NABIL NASR: My name is Nabil Nasr. I'm the associate provost and director of the Golisano Institute for Sustainability at Rochester Institute of Technology - RIT.

GREENE: Part of Nasr's work at RIT is helping manufacturers cope with the changing landscape.

NASR: Manufacturing today is not what it used to be. In the past, for example, Kodak used to make very sophisticated, high-precision lens in a very primitive process that was very time-consuming. Today, we're making very sophisticated computerized equipment that can make some of this lens in a fraction of the time they used to spend making this lens before.

So I think things are changing - not just here in the U.S. I think everywhere else is changing. And a lot of people who relate to manufacturing still look at it from the same lens of the old ways of doing things.

GREENE: And that all takes skill. And there are students right here at RIT training for the kinds of jobs they have an Exelis. But that still leaves the question...

...Where's the blue-collar worker today?
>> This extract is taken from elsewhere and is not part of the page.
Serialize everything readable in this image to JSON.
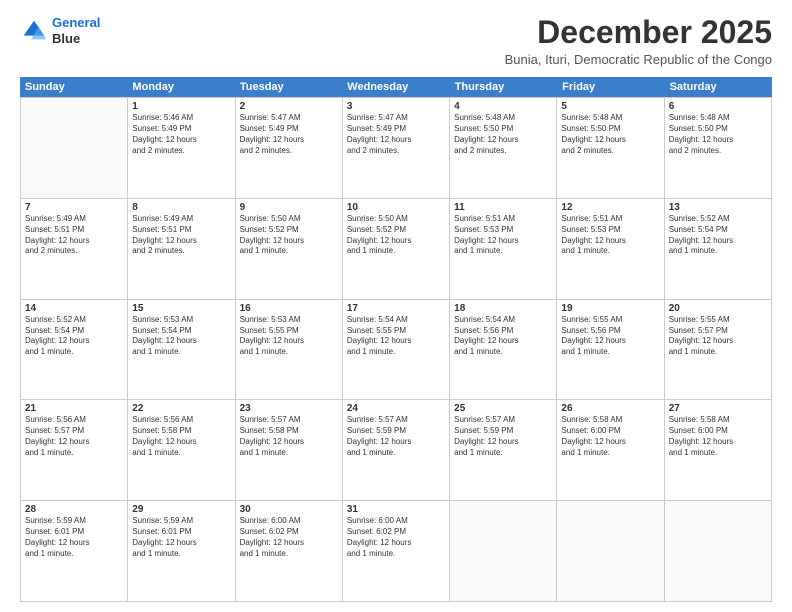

What options are there for them?

NASR: This is a serious issue. First of all, in terms of some of the opening that we have in manufacturing - some the, really, areas of needs - there are high paying jobs. But we don't get qualified people because they require certain expertise and education in math and algebra and a lot of things that some people don't have the foundation for. They can't pass the exams, so as a result, you can't - companies cannot train. So they weren't thinking of that when they were in schools. And they're not able or willing to actually spend that time to get there.

GREENE: And this is why we're spending a few weeks thinking about manufacturing in America. There is enormous potential. The U.S. leads the way of many types of research and technology. But as we've heard about for years now, new technology means fewer jobs. And when workers are needed, companies can find them cheaper abroad. So what does all of this mean for the United States? Where does the modern factory fit into American life? Professor Nasr, for his part, says, policymakers, big companies and communities have to come up with a plan.

NASR: Manufacturing is so critical. You know, I serve on an advisory board in Singapore. They want to take the best knowledge you can get to provide them with advice. Obviously, it's a small country, but it's just phenomenal to see the will and the desire to make things happen and the metrics that you develop and the partnership between the government and industry. And, of course, they have strong industrial policy.

GREENE: Singapore is just one country in a global race, and we'll be hearing in the coming weeks how the U.S. is cultivating its manufacturing sector to make sure it stays competitive.

CORNISH: Our colleague David Greene kicking off our American Made project with a visit to Rochester, New York. Tune in for more on the future of American manufacturing in the weeks to come. Transcript provided by NPR, Copyright NPR.